**Data extracted from a collection:**
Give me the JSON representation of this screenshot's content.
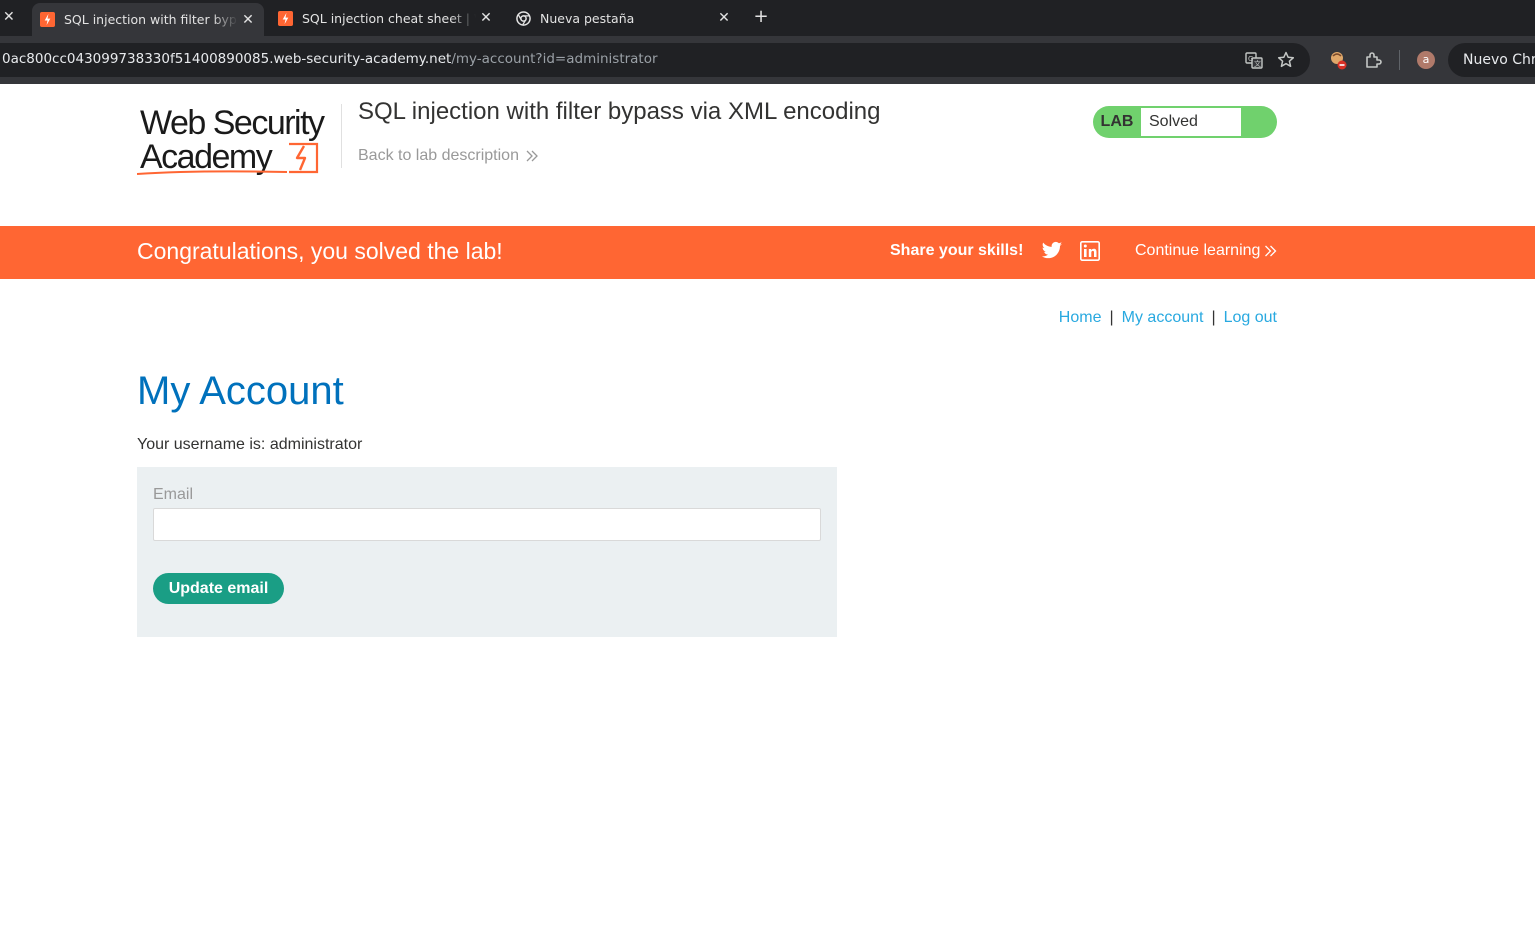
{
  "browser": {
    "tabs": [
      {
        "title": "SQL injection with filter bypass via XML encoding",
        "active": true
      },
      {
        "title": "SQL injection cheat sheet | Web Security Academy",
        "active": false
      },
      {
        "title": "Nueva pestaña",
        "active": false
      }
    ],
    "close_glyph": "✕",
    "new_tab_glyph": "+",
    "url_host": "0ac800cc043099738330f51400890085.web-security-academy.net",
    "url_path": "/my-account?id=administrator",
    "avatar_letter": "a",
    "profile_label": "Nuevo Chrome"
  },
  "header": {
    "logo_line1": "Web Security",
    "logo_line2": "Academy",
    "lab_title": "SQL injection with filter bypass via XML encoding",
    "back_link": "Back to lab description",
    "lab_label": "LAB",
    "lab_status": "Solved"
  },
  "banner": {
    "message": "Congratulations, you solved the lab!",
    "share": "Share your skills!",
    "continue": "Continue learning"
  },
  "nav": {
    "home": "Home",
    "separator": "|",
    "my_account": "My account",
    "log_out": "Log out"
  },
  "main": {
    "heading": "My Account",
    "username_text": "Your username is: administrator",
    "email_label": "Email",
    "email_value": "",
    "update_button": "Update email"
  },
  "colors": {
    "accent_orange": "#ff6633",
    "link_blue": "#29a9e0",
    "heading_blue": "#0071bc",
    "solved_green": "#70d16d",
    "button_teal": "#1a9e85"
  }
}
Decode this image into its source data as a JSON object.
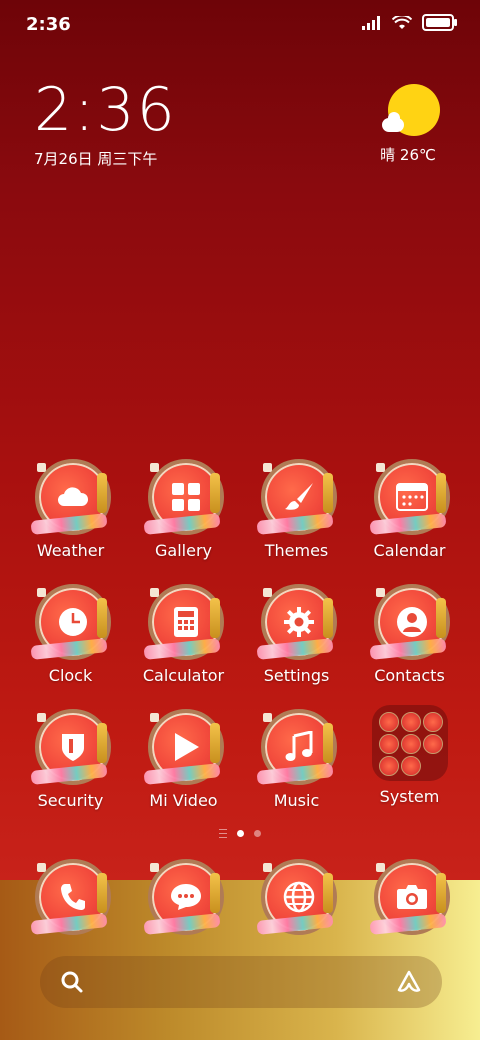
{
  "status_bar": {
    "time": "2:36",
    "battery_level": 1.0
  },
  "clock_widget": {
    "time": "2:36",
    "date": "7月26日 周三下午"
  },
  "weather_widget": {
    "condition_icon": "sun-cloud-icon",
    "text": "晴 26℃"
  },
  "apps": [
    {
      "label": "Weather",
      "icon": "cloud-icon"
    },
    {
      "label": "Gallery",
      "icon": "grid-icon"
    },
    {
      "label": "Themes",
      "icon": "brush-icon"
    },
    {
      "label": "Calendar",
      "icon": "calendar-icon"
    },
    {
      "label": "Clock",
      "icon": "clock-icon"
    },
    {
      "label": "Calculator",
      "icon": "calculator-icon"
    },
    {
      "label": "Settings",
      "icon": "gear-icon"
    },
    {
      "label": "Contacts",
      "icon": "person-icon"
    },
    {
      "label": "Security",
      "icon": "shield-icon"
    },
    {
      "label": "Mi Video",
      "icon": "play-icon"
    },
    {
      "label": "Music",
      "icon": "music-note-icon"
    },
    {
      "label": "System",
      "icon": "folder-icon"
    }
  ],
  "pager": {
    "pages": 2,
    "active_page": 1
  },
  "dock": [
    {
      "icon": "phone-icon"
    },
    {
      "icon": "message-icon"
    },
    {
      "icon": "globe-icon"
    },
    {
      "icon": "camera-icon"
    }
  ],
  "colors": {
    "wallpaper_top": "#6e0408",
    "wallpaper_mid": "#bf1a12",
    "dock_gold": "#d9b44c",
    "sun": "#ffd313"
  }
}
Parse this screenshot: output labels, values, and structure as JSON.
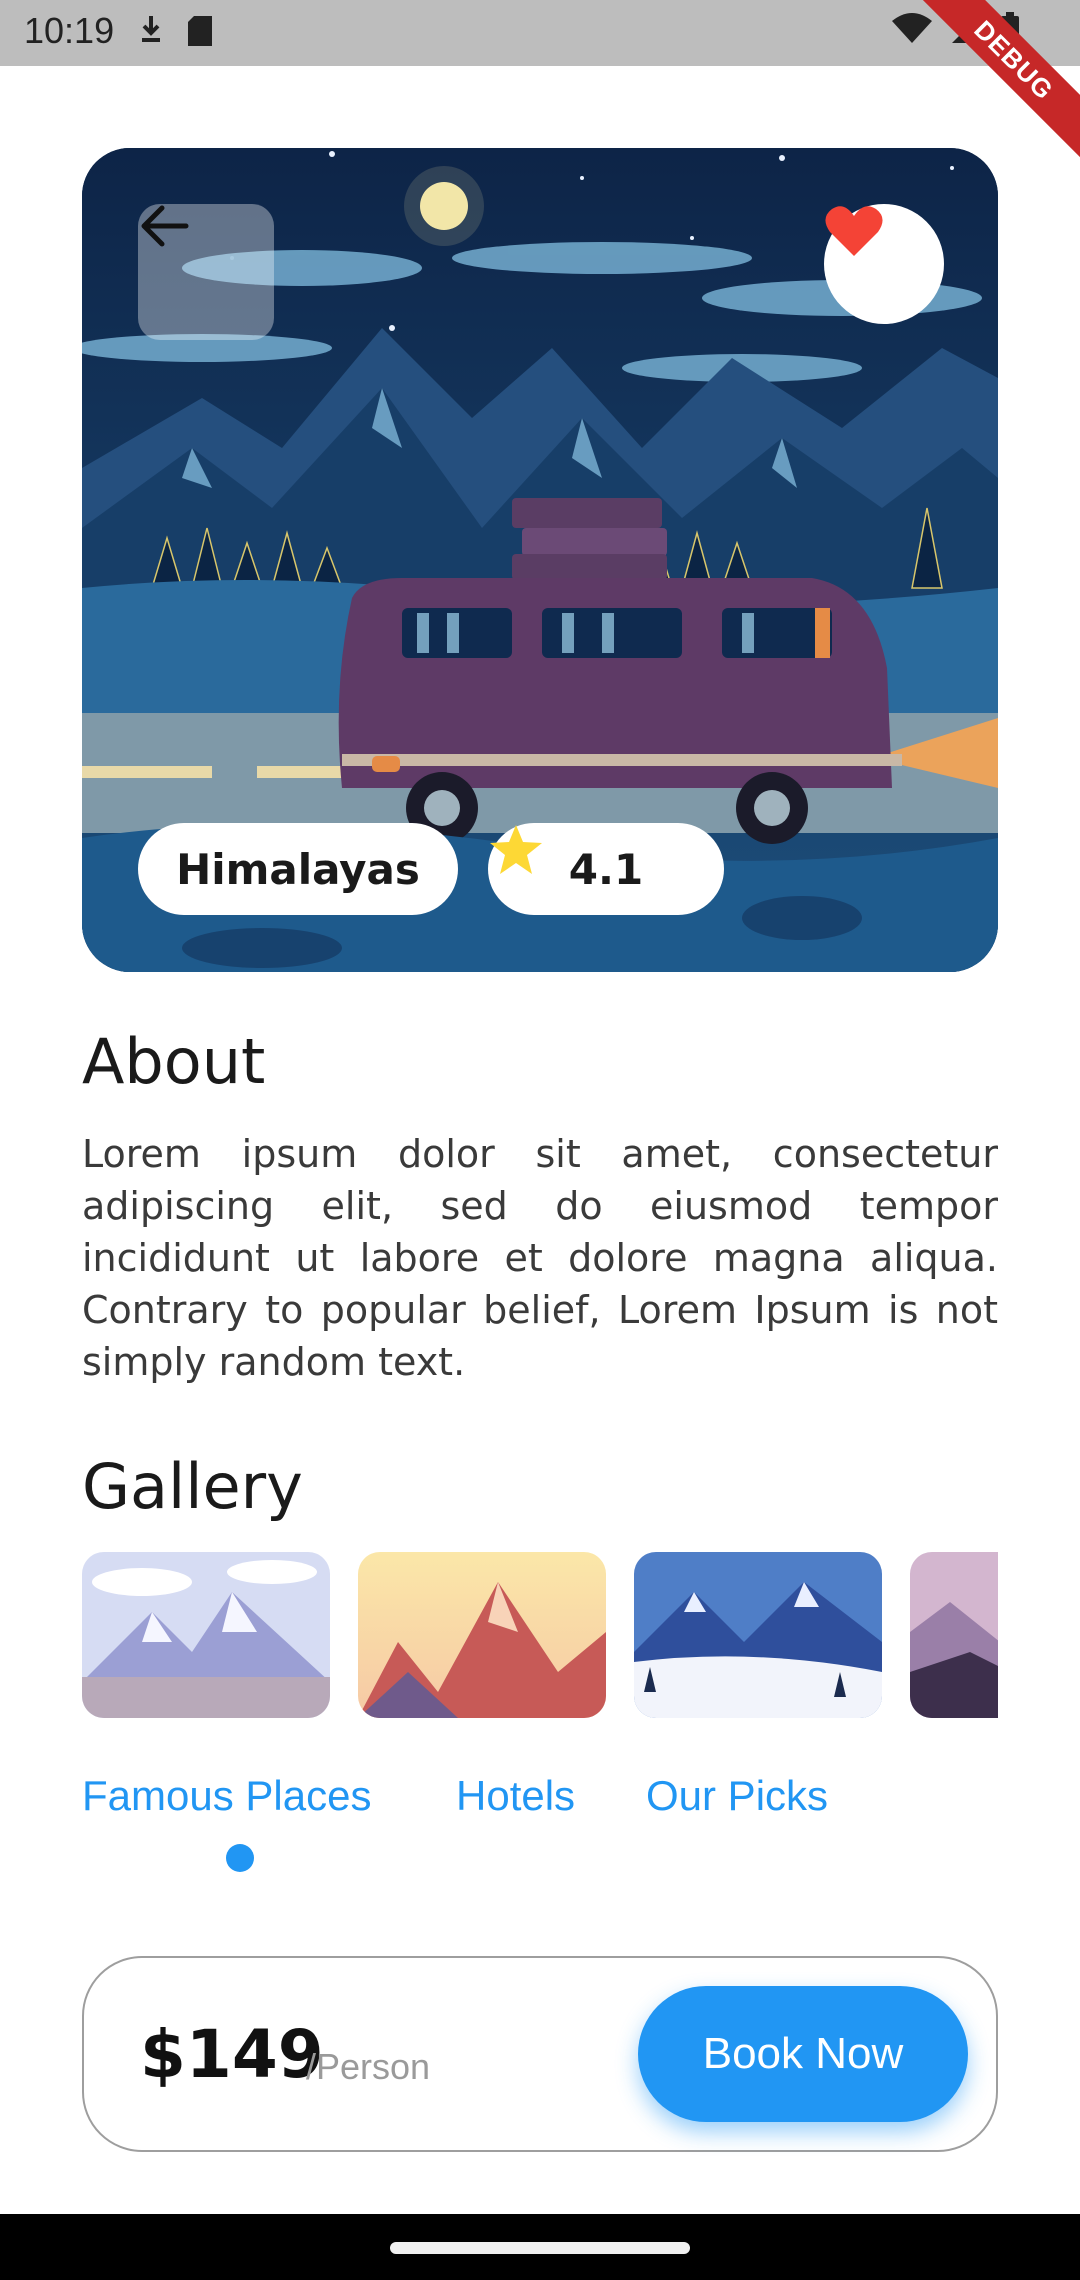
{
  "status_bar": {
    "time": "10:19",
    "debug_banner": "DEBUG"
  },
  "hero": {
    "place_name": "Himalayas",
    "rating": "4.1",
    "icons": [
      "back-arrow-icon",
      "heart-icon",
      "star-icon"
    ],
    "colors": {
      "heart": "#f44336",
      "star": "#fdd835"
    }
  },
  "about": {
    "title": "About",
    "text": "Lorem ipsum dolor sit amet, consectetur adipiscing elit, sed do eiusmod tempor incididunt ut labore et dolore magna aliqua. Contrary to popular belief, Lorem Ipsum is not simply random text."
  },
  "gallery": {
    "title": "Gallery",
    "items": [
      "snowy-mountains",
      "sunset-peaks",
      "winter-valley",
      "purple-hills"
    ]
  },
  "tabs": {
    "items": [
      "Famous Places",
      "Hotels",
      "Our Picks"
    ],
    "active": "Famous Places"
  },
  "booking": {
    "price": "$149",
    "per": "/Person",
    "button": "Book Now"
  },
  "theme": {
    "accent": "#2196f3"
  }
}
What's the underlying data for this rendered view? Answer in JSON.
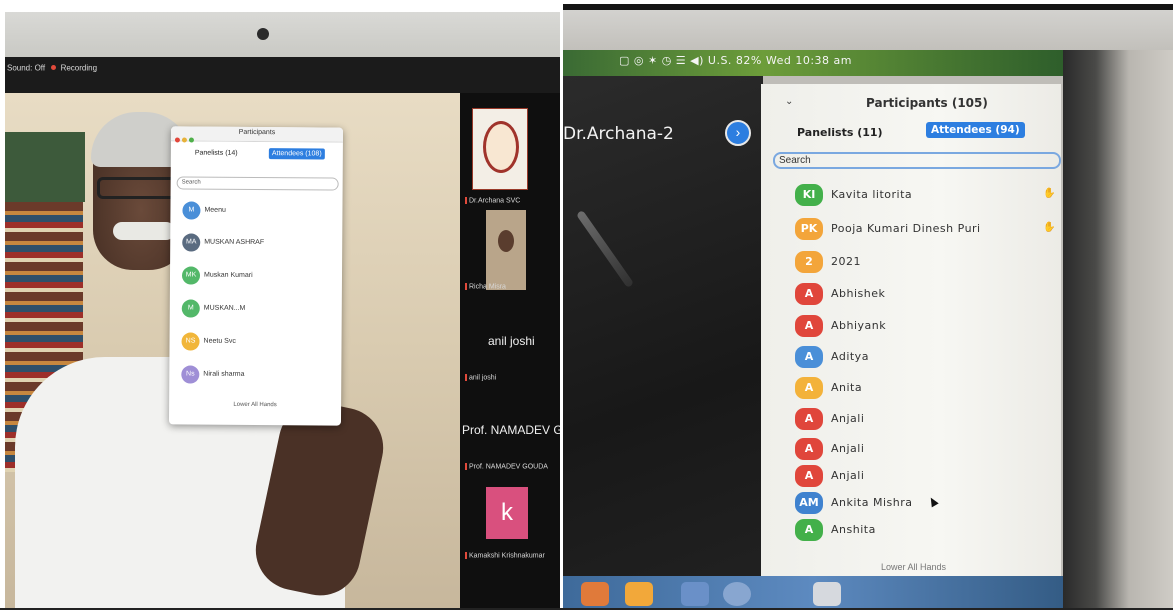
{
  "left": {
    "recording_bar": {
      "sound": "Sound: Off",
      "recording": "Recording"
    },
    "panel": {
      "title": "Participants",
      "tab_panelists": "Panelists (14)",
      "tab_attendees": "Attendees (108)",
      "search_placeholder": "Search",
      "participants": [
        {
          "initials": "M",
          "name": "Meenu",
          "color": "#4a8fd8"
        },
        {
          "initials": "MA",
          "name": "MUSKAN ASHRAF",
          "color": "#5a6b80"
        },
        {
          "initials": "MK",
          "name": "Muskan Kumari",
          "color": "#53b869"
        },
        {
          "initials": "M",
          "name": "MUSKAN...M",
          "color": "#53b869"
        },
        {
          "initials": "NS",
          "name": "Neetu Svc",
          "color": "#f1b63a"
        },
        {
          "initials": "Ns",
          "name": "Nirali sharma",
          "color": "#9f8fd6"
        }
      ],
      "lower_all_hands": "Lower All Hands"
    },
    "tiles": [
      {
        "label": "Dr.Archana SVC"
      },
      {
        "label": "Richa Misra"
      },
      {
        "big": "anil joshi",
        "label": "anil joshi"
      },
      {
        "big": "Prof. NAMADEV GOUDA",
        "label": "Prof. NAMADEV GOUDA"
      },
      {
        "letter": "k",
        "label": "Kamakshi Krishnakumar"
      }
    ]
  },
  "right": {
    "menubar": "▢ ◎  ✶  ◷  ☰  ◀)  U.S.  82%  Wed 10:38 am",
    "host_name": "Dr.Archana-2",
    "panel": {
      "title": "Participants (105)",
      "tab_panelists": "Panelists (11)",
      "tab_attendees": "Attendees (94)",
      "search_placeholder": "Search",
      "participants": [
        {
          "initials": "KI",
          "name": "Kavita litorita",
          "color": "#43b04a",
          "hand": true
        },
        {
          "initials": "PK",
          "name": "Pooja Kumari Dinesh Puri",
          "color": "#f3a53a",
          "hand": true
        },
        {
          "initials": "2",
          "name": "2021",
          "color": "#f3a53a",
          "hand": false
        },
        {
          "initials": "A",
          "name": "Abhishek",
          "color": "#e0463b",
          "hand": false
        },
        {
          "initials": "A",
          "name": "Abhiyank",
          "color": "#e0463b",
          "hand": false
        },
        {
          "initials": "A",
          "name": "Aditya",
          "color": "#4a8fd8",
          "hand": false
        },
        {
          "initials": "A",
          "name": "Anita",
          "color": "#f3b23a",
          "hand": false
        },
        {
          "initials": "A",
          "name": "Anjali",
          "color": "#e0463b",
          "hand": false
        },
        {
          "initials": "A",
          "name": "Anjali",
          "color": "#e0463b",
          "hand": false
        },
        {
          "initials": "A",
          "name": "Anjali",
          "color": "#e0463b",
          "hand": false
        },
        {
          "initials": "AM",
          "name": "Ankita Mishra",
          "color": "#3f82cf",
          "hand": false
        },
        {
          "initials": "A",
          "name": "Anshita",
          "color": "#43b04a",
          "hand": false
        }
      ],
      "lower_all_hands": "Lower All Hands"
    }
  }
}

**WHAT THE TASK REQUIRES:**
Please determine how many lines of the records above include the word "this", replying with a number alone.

**RESPONSE BOX:**
4